Problem |
Omit the images and reproduce the rest of the entries exactly.

Data extract |
# # # # #

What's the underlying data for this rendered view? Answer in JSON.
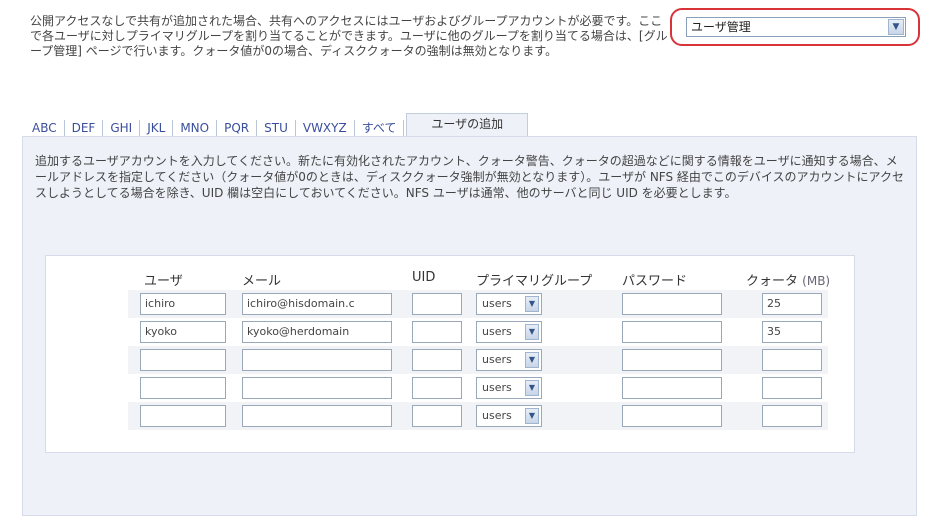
{
  "intro_text": "公開アクセスなしで共有が追加された場合、共有へのアクセスにはユーザおよびグループアカウントが必要です。ここで各ユーザに対しプライマリグループを割り当てることができます。ユーザに他のグループを割り当てる場合は、[グループ管理] ページで行います。クォータ値が0の場合、ディスククォータの強制は無効となります。",
  "mode_select": {
    "value": "ユーザ管理",
    "arrow": "▼"
  },
  "tabs": [
    "ABC",
    "DEF",
    "GHI",
    "JKL",
    "MNO",
    "PQR",
    "STU",
    "VWXYZ",
    "すべて",
    "ユーザの追加"
  ],
  "active_tab": "ユーザの追加",
  "description": "追加するユーザアカウントを入力してください。新たに有効化されたアカウント、クォータ警告、クォータの超過などに関する情報をユーザに通知する場合、メールアドレスを指定してください（クォータ値が0のときは、ディスククォータ強制が無効となります）。ユーザが NFS 経由でこのデバイスのアカウントにアクセスしようとしてる場合を除き、UID 欄は空白にしておいてください。NFS ユーザは通常、他のサーバと同じ UID を必要とします。",
  "columns": {
    "user": "ユーザ",
    "mail": "メール",
    "uid": "UID",
    "group": "プライマリグループ",
    "password": "パスワード",
    "quota": "クォータ",
    "quota_unit": "(MB)"
  },
  "rows": [
    {
      "user": "ichiro",
      "mail": "ichiro@hisdomain.c",
      "uid": "",
      "group": "users",
      "password": "",
      "quota": "25"
    },
    {
      "user": "kyoko",
      "mail": "kyoko@herdomain",
      "uid": "",
      "group": "users",
      "password": "",
      "quota": "35"
    },
    {
      "user": "",
      "mail": "",
      "uid": "",
      "group": "users",
      "password": "",
      "quota": ""
    },
    {
      "user": "",
      "mail": "",
      "uid": "",
      "group": "users",
      "password": "",
      "quota": ""
    },
    {
      "user": "",
      "mail": "",
      "uid": "",
      "group": "users",
      "password": "",
      "quota": ""
    }
  ],
  "select_arrow": "▼"
}
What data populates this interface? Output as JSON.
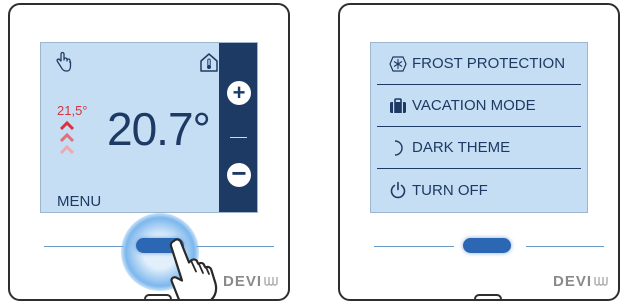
{
  "left_device": {
    "setpoint": "21,5°",
    "temperature": "20.7°",
    "menu_label": "MENU",
    "plus_label": "+",
    "minus_label": "−",
    "brand": "DEVI"
  },
  "right_device": {
    "menu_items": [
      {
        "label": "FROST PROTECTION",
        "icon": "snowflake-icon"
      },
      {
        "label": "VACATION MODE",
        "icon": "suitcase-icon"
      },
      {
        "label": "DARK THEME",
        "icon": "moon-icon"
      },
      {
        "label": "TURN OFF",
        "icon": "power-icon"
      }
    ],
    "brand": "DEVI"
  },
  "colors": {
    "screen_bg": "#c6def3",
    "navy": "#1c3a64",
    "setpoint_red": "#d93340",
    "button_blue": "#2c67b4"
  }
}
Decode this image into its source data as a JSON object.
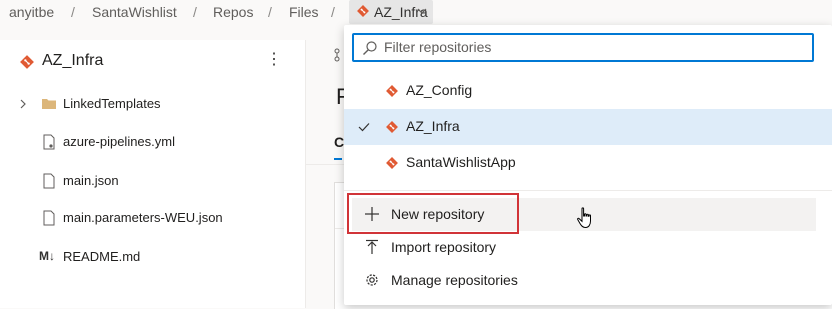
{
  "breadcrumb": {
    "items": [
      "anyitbe",
      "SantaWishlist",
      "Repos",
      "Files"
    ],
    "separator": "/",
    "current_repo": "AZ_Infra"
  },
  "left_panel": {
    "repo_name": "AZ_Infra",
    "more_label": "⋮",
    "files": [
      {
        "name": "LinkedTemplates",
        "type": "folder"
      },
      {
        "name": "azure-pipelines.yml",
        "type": "pipeline-file"
      },
      {
        "name": "main.json",
        "type": "file"
      },
      {
        "name": "main.parameters-WEU.json",
        "type": "file"
      },
      {
        "name": "README.md",
        "type": "markdown",
        "prefix": "M↓"
      }
    ]
  },
  "right_panel": {
    "heading_fragment": "F",
    "tab_fragment": "C"
  },
  "dropdown": {
    "filter_placeholder": "Filter repositories",
    "filter_value": "",
    "repos": [
      {
        "name": "AZ_Config",
        "selected": false
      },
      {
        "name": "AZ_Infra",
        "selected": true
      },
      {
        "name": "SantaWishlistApp",
        "selected": false
      }
    ],
    "actions": [
      {
        "label": "New repository",
        "icon": "plus-icon"
      },
      {
        "label": "Import repository",
        "icon": "import-icon"
      },
      {
        "label": "Manage repositories",
        "icon": "gear-icon"
      }
    ]
  },
  "colors": {
    "git_orange": "#e05a33",
    "accent_blue": "#0078d4",
    "selected_bg": "#deecf9",
    "highlight_red": "#d13438"
  }
}
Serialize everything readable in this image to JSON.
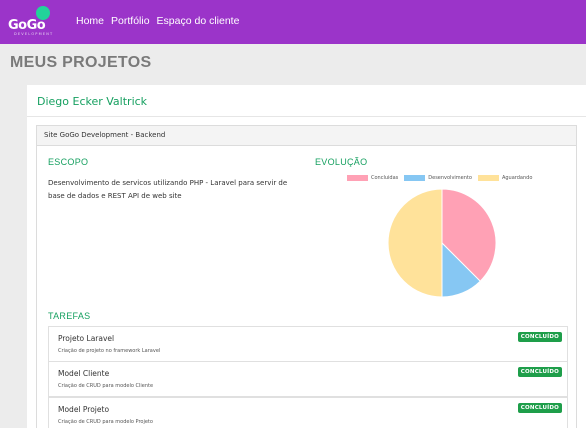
{
  "brand": {
    "name": "GoGo",
    "tagline": "DEVELOPMENT"
  },
  "nav": [
    {
      "label": "Home"
    },
    {
      "label": "Portfólio"
    },
    {
      "label": "Espaço do cliente"
    }
  ],
  "page": {
    "title": "MEUS PROJETOS"
  },
  "client": {
    "name": "Diego Ecker Valtrick"
  },
  "project": {
    "title": "Site GoGo Development - Backend",
    "scope_heading": "ESCOPO",
    "scope_text": "Desenvolvimento de servicos utilizando PHP - Laravel para servir de base de dados e REST API de web site",
    "evolution_heading": "EVOLUÇÃO",
    "tasks_heading": "TAREFAS"
  },
  "chart_data": {
    "type": "pie",
    "labels": [
      "Concluidas",
      "Desenvolvimento",
      "Aguardando"
    ],
    "values": [
      3,
      1,
      4
    ],
    "colors": [
      "#ffa1b5",
      "#86c7f3",
      "#ffe29a"
    ]
  },
  "tasks": [
    {
      "name": "Projeto Laravel",
      "description": "Criação de projeto no framework Laravel",
      "status": "CONCLUÍDO"
    },
    {
      "name": "Model Cliente",
      "description": "Criação de CRUD para modelo Cliente",
      "status": "CONCLUÍDO"
    },
    {
      "name": "Model Projeto",
      "description": "Criação de CRUD para modelo Projeto",
      "status": "CONCLUÍDO"
    }
  ],
  "colors": {
    "topbar": "#9b34c9",
    "accent": "#16a060",
    "badge": "#1e9e4a"
  }
}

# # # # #

Response |
What's the underlying data for this rendered view? Answer in JSON.
{
  "intro_text": "公開アクセスなしで共有が追加された場合、共有へのアクセスにはユーザおよびグループアカウントが必要です。ここで各ユーザに対しプライマリグループを割り当てることができます。ユーザに他のグループを割り当てる場合は、[グループ管理] ページで行います。クォータ値が0の場合、ディスククォータの強制は無効となります。",
  "mode_select": {
    "value": "ユーザ管理",
    "arrow": "▼"
  },
  "tabs": [
    "ABC",
    "DEF",
    "GHI",
    "JKL",
    "MNO",
    "PQR",
    "STU",
    "VWXYZ",
    "すべて",
    "ユーザの追加"
  ],
  "active_tab": "ユーザの追加",
  "description": "追加するユーザアカウントを入力してください。新たに有効化されたアカウント、クォータ警告、クォータの超過などに関する情報をユーザに通知する場合、メールアドレスを指定してください（クォータ値が0のときは、ディスククォータ強制が無効となります）。ユーザが NFS 経由でこのデバイスのアカウントにアクセスしようとしてる場合を除き、UID 欄は空白にしておいてください。NFS ユーザは通常、他のサーバと同じ UID を必要とします。",
  "columns": {
    "user": "ユーザ",
    "mail": "メール",
    "uid": "UID",
    "group": "プライマリグループ",
    "password": "パスワード",
    "quota": "クォータ",
    "quota_unit": "(MB)"
  },
  "rows": [
    {
      "user": "ichiro",
      "mail": "ichiro@hisdomain.c",
      "uid": "",
      "group": "users",
      "password": "",
      "quota": "25"
    },
    {
      "user": "kyoko",
      "mail": "kyoko@herdomain",
      "uid": "",
      "group": "users",
      "password": "",
      "quota": "35"
    },
    {
      "user": "",
      "mail": "",
      "uid": "",
      "group": "users",
      "password": "",
      "quota": ""
    },
    {
      "user": "",
      "mail": "",
      "uid": "",
      "group": "users",
      "password": "",
      "quota": ""
    },
    {
      "user": "",
      "mail": "",
      "uid": "",
      "group": "users",
      "password": "",
      "quota": ""
    }
  ],
  "select_arrow": "▼"
}
What data populates this interface? Output as JSON.
{
  "left_device": {
    "setpoint": "21,5°",
    "temperature": "20.7°",
    "menu_label": "MENU",
    "plus_label": "+",
    "minus_label": "−",
    "brand": "DEVI"
  },
  "right_device": {
    "menu_items": [
      {
        "label": "FROST PROTECTION",
        "icon": "snowflake-icon"
      },
      {
        "label": "VACATION MODE",
        "icon": "suitcase-icon"
      },
      {
        "label": "DARK THEME",
        "icon": "moon-icon"
      },
      {
        "label": "TURN OFF",
        "icon": "power-icon"
      }
    ],
    "brand": "DEVI"
  },
  "colors": {
    "screen_bg": "#c6def3",
    "navy": "#1c3a64",
    "setpoint_red": "#d93340",
    "button_blue": "#2c67b4"
  }
}
Decode this image into its source data as a JSON object.
{
  "breadcrumb": {
    "items": [
      "anyitbe",
      "SantaWishlist",
      "Repos",
      "Files"
    ],
    "separator": "/",
    "current_repo": "AZ_Infra"
  },
  "left_panel": {
    "repo_name": "AZ_Infra",
    "more_label": "⋮",
    "files": [
      {
        "name": "LinkedTemplates",
        "type": "folder"
      },
      {
        "name": "azure-pipelines.yml",
        "type": "pipeline-file"
      },
      {
        "name": "main.json",
        "type": "file"
      },
      {
        "name": "main.parameters-WEU.json",
        "type": "file"
      },
      {
        "name": "README.md",
        "type": "markdown",
        "prefix": "M↓"
      }
    ]
  },
  "right_panel": {
    "heading_fragment": "F",
    "tab_fragment": "C"
  },
  "dropdown": {
    "filter_placeholder": "Filter repositories",
    "filter_value": "",
    "repos": [
      {
        "name": "AZ_Config",
        "selected": false
      },
      {
        "name": "AZ_Infra",
        "selected": true
      },
      {
        "name": "SantaWishlistApp",
        "selected": false
      }
    ],
    "actions": [
      {
        "label": "New repository",
        "icon": "plus-icon"
      },
      {
        "label": "Import repository",
        "icon": "import-icon"
      },
      {
        "label": "Manage repositories",
        "icon": "gear-icon"
      }
    ]
  },
  "colors": {
    "git_orange": "#e05a33",
    "accent_blue": "#0078d4",
    "selected_bg": "#deecf9",
    "highlight_red": "#d13438"
  }
}
Serialize everything readable in this image to JSON.
{
  "brand": {
    "name": "GoGo",
    "tagline": "DEVELOPMENT"
  },
  "nav": [
    {
      "label": "Home"
    },
    {
      "label": "Portfólio"
    },
    {
      "label": "Espaço do cliente"
    }
  ],
  "page": {
    "title": "MEUS PROJETOS"
  },
  "client": {
    "name": "Diego Ecker Valtrick"
  },
  "project": {
    "title": "Site GoGo Development - Backend",
    "scope_heading": "ESCOPO",
    "scope_text": "Desenvolvimento de servicos utilizando PHP - Laravel para servir de base de dados e REST API de web site",
    "evolution_heading": "EVOLUÇÃO",
    "tasks_heading": "TAREFAS"
  },
  "chart_data": {
    "type": "pie",
    "labels": [
      "Concluidas",
      "Desenvolvimento",
      "Aguardando"
    ],
    "values": [
      3,
      1,
      4
    ],
    "colors": [
      "#ffa1b5",
      "#86c7f3",
      "#ffe29a"
    ]
  },
  "tasks": [
    {
      "name": "Projeto Laravel",
      "description": "Criação de projeto no framework Laravel",
      "status": "CONCLUÍDO"
    },
    {
      "name": "Model Cliente",
      "description": "Criação de CRUD para modelo Cliente",
      "status": "CONCLUÍDO"
    },
    {
      "name": "Model Projeto",
      "description": "Criação de CRUD para modelo Projeto",
      "status": "CONCLUÍDO"
    }
  ],
  "colors": {
    "topbar": "#9b34c9",
    "accent": "#16a060",
    "badge": "#1e9e4a"
  }
}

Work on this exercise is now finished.